The mandibles are moderately smooth and glossy with scattered punctures and weak evidence of striae, the head is densely and evenly, but finely punctate, as are the antennal scapes, the dorsum of the mesosoma has similar sculpture, the sides of the mesosoma, including the mesopleuron, are dull, with poorly defined striae, the petiole is dull with poorly defined striae, the posterior face is smooth and polished, the gaster is finely punctate and weakly shining.

Male

Males are not known for this species.

Type Material

Mex, Chis. 10kW Palenque. Holotype female (Museum of Comparative Zoology)

Etymology

From Latin, minuta meaning small, referring to the size of the possible worker and the female.

References

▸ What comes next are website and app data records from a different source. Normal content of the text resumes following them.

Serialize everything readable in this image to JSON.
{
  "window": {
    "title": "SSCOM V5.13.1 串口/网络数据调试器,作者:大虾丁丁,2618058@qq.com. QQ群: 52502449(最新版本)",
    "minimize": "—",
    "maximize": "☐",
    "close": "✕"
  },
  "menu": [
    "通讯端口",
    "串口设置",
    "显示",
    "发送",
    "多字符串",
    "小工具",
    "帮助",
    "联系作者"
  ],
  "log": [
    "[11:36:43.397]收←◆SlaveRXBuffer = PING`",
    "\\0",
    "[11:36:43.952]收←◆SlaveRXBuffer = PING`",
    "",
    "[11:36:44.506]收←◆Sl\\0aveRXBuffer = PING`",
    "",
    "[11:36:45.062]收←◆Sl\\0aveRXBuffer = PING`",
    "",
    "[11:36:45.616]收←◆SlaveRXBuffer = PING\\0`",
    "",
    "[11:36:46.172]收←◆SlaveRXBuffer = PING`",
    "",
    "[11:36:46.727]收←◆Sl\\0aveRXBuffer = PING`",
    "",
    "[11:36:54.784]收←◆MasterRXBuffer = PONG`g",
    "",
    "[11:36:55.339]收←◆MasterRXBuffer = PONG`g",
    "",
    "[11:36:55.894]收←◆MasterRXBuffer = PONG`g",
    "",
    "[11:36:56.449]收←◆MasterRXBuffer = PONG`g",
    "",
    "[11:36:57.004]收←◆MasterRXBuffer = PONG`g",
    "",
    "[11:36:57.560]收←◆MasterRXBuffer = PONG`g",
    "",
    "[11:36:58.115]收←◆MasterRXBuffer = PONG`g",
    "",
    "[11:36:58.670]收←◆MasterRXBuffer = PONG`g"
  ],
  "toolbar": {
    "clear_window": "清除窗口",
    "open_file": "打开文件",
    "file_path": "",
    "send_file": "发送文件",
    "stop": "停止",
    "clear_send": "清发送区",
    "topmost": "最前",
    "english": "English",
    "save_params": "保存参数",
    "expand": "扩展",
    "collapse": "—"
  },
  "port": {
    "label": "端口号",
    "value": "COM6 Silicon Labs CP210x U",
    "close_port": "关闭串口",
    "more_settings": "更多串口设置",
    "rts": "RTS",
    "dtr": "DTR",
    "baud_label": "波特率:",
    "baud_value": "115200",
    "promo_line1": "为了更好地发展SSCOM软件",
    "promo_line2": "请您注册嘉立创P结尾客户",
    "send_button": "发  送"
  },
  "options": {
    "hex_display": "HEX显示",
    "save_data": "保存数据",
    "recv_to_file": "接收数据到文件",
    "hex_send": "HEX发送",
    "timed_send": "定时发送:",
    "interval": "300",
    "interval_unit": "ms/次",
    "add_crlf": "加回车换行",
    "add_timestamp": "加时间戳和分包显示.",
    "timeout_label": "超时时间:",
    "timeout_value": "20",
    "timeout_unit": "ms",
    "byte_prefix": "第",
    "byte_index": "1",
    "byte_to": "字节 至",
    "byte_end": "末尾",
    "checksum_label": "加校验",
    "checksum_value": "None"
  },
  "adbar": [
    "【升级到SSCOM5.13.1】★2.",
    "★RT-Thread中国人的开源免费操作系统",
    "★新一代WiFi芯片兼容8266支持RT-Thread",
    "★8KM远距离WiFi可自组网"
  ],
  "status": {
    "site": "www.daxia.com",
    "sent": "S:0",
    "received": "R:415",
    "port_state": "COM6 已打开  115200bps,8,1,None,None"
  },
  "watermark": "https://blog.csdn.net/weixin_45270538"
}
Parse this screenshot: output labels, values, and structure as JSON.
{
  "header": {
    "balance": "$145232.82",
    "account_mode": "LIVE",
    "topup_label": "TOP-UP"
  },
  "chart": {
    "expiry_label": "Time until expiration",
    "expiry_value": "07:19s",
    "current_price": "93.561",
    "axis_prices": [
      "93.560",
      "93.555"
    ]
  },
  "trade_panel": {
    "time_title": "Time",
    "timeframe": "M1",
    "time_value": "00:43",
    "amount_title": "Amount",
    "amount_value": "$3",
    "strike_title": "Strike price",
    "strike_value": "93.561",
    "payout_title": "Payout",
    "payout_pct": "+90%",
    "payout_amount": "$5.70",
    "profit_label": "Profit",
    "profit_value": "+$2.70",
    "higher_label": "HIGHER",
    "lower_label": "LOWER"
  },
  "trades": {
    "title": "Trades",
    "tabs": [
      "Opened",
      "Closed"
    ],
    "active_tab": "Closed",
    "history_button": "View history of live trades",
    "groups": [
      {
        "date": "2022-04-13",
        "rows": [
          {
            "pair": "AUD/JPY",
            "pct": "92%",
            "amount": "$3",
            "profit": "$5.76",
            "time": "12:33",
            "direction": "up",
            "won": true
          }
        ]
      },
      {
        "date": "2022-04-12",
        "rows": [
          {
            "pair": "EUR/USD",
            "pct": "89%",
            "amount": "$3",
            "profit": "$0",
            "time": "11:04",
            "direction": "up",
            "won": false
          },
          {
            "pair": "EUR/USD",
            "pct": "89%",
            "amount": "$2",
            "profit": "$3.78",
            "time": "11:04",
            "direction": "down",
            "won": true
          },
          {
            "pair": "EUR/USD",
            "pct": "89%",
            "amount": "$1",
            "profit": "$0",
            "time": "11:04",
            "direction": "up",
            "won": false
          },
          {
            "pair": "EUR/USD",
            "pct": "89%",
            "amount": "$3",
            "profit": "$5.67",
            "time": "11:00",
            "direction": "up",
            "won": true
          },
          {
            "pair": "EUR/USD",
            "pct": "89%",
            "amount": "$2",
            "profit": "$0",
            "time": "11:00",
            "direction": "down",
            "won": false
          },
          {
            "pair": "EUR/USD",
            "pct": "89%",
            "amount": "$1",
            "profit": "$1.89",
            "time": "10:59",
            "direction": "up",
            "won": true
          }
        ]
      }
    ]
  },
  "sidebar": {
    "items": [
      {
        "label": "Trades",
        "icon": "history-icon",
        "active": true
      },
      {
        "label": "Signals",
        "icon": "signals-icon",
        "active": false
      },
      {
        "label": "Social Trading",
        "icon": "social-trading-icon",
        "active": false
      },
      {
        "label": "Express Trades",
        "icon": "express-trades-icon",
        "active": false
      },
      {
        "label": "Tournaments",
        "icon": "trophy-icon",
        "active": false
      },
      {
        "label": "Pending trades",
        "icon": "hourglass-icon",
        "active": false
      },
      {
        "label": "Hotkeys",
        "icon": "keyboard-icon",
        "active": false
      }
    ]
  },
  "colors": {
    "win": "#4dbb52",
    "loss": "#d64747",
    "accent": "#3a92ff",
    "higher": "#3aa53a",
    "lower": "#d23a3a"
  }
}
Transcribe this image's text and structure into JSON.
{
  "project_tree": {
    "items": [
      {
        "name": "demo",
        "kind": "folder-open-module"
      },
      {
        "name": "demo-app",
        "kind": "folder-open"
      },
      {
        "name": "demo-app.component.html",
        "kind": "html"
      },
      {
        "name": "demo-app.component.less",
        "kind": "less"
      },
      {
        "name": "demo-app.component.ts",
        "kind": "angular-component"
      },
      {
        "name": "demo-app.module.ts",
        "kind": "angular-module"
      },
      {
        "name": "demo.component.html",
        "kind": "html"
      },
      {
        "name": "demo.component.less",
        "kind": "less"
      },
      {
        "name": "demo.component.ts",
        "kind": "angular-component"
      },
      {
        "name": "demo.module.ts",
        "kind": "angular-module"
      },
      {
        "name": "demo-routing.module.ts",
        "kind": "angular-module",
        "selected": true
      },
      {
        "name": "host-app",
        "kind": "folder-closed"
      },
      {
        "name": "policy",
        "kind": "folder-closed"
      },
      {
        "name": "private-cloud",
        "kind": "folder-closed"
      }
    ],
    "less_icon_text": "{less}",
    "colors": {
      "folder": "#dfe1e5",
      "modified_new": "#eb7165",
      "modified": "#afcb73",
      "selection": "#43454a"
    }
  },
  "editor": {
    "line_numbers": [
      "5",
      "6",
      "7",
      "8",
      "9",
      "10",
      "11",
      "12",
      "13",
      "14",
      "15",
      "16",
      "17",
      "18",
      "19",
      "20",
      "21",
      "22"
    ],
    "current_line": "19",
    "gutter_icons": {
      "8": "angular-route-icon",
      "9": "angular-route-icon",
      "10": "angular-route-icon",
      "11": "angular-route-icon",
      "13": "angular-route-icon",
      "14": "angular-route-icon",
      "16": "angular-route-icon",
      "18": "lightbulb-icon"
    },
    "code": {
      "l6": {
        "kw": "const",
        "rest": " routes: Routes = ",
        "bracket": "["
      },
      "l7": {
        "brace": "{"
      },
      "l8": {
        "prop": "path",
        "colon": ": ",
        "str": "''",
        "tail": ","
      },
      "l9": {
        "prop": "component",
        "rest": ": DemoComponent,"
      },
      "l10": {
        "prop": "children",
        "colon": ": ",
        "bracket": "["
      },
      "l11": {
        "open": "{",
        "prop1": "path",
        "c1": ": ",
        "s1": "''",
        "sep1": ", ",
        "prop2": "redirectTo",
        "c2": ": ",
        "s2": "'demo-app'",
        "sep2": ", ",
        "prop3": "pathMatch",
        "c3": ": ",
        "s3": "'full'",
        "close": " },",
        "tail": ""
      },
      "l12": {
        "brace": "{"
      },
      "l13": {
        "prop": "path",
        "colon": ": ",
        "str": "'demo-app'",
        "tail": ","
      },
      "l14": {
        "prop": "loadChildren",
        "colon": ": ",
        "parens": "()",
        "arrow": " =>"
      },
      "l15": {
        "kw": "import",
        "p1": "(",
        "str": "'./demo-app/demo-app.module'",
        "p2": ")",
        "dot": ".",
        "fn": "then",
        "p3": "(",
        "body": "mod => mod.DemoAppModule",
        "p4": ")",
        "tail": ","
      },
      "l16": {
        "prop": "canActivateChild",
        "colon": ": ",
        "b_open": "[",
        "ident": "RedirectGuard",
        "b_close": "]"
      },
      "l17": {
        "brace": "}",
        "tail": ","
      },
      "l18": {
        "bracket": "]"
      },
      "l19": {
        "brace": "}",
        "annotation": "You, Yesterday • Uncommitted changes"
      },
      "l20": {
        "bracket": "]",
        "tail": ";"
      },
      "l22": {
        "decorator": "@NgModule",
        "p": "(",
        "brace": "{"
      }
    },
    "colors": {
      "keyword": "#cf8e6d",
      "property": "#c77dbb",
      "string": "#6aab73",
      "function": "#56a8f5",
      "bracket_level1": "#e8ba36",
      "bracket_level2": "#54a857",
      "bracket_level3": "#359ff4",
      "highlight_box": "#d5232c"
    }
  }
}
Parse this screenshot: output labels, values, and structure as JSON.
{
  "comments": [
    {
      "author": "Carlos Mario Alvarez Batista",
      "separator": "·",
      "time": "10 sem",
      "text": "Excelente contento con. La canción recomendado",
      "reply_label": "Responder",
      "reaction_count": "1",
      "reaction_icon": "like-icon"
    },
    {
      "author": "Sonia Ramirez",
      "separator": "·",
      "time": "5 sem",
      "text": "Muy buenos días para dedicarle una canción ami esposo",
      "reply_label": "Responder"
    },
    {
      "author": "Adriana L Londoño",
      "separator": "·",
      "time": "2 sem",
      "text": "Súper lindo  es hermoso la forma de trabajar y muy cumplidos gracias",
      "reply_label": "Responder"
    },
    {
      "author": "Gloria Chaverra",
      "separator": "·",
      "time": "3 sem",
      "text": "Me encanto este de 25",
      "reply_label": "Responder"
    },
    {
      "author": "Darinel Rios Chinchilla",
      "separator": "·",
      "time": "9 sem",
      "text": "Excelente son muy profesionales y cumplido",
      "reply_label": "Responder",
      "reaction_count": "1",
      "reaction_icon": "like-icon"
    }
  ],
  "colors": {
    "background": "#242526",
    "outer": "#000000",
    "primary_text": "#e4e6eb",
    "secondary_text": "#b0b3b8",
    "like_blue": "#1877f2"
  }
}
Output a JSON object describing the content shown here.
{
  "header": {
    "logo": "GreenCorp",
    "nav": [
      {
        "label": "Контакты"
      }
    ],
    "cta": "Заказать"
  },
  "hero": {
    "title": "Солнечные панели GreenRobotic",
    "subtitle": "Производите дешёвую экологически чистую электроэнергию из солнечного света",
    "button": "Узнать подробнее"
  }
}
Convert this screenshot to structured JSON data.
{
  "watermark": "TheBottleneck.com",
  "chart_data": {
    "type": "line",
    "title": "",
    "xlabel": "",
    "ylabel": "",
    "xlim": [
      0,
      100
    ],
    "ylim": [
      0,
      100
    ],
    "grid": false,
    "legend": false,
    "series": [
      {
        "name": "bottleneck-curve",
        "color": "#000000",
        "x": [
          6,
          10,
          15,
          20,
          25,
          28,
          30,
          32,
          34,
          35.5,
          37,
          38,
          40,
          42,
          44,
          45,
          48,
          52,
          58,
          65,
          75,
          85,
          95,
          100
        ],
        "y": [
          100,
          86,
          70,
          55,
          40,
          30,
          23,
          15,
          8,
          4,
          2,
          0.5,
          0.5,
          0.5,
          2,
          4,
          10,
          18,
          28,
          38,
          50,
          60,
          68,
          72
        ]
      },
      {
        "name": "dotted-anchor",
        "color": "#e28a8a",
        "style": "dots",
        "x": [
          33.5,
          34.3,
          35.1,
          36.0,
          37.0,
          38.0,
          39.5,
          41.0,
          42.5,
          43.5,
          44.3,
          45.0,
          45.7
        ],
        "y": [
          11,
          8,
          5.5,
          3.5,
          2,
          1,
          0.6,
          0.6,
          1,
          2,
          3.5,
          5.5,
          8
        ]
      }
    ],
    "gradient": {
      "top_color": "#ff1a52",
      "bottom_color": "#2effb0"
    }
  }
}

  • Mackay, W. P., and E. E. Mackay 2010. The Systematics and Biology of the New World Ants of the Genus Pachycondyla (Hymenoptera: Formicidae). Edwin Mellon Press, Lewiston. Information from this publication is used with permission from the authors.
  • Schmidt, C.A. & Shattuck, S.O. 2014. The higher classification of the ant subfamily Ponerinae (Hymenoptera: Formicidae), with a review of ponerine ecology and behavior. Zootaxa. 3817, 1–242 (doi:10.11646/zootaxa.3817.1.1)